The Associated Press

MYRTLE BEACH, S.C. -- North Carolina head coach Sylvia Hatchell had a simple message for her No. 10 Tar Heels on Sunday, reminding them they were much taller than South Carolina. And No. 10 North Carolina (11-0) used that height advantage well, pulling down 24 more rebounds than the Gamecocks (5-5) in a 75-51 win.

South Carolina doesn't have anyone taller than 6-foot-1, so Hatchell kept a fresh set of forwards and centers coming at them. Six-foot-3 Jessica Breland led the Tar Heels with 18 points and 10 rebounds, while 6-foot-6 Waltiea Rolle had 14 points and 12 rebounds. "I think our size made a difference,'' Hatchell said.

The Tar Heels are trying to make it through the first two months of the season undefeated for the second time in three years and don't play another major conference team until the Atlantic Coast Conference season starts. The schedule hasn't been too tough, with just one team currently in the top 25 in Iowa. "If you don't space things out, you can burn them out,'' Hatchell said. "I try to plan it so they peak in March.''

North Carolina survived a sloppy first half that saw them turn over the ball 17 times -- three more than its average per game coming in. But South Carolina couldn't take advantage of the mistakes. The Gamecocks shot just 27 percent (9 of 33) from the field in the first half and made just one of 15 3-pointers. They also were outrebounded 33-14 in the first 20 minutes.

"When all that is going against you, it's hard to keep the game close,'' South Carolina head coach Dawn Staley said.

The Gamecocks hit four more from behind the arc in the second half, but still shot worse than their season average of 26.2 percent, one of the worst percentages in the nation.

Marah Strickland led the Gamecocks with 18 points, while La'Keisha Sutton added nine points.

The Gamecocks led just once -- 19-18 about midway through the first half after Samone Kennedy made a free throw. The Tar Heels answered on Cetera DeGraffenried's fastbreak layup seven seconds later that sparked a 23-8 run that gave North Carolina a 41-27 lead at half.

In the locker room, Hatchell wasn't as angry with the 17 turnovers as some might have thought, Breland said. "A lot of them came when we were trying to fast break,'' she said. "Coach Hatchell is kind of OK with fastbreak turnovers as long as we're pushing it.''

There was plenty of Carolina blue in the stands as Hatchell brought her team to Myrtle Beach for a December "home'' game for a 16th consecutive year.

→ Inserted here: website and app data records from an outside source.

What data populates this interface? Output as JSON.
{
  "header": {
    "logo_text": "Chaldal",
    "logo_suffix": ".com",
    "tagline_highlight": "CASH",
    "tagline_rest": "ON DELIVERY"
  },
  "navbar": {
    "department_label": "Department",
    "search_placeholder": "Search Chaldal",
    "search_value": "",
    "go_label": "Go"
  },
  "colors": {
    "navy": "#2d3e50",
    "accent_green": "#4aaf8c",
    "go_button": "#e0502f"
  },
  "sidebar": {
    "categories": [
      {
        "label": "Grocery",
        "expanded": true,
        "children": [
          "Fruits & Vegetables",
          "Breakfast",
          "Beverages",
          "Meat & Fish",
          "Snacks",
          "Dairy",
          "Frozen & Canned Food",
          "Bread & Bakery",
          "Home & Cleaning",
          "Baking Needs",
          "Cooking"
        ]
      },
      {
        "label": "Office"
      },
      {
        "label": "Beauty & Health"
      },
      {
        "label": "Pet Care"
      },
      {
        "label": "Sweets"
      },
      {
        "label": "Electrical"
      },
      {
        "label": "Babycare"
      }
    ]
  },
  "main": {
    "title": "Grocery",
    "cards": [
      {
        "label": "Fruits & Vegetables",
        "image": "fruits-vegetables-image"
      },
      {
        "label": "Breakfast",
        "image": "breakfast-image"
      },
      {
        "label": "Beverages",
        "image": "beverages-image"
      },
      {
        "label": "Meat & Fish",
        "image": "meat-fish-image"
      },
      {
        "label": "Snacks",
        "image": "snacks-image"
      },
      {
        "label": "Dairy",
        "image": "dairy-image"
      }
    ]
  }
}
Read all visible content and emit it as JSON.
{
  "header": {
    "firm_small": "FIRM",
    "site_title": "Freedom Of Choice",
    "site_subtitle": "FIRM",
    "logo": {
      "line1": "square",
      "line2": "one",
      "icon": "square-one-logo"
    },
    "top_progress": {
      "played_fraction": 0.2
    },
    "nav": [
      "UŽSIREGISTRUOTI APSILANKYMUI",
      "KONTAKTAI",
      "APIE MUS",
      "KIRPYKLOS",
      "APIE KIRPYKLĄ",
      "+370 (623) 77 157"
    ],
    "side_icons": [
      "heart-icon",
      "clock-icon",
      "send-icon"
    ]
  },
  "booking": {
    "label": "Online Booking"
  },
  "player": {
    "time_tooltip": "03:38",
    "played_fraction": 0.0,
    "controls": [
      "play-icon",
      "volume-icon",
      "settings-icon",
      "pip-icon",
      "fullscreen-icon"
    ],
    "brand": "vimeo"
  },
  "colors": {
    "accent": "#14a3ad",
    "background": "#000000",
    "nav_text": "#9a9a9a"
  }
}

Hatchell won two national titles about 60 miles away at Division II Francis Marion and heavily works the high schools in northeast South Carolina. "I love coming down here,'' said Hatchell, whose teams are now 18-4 in Myrtle Beach. "All the people who are so special to me come down here.''

South Carolina fell to 3-19 against ranked opponents since Dawn Staley took over three seasons ago and hasn't beaten a top ten team since January 2002. A three-time Olympic gold medalist on the court with six NCAA tournament appearances at Temple, Staley is now 29-38 in her third season with the Gamecocks. Her career winning percentage has dropped from .683 to .630 since coming to Columbia.

"One of these days,'' Staley said with a small smile after the game. "One of these days.''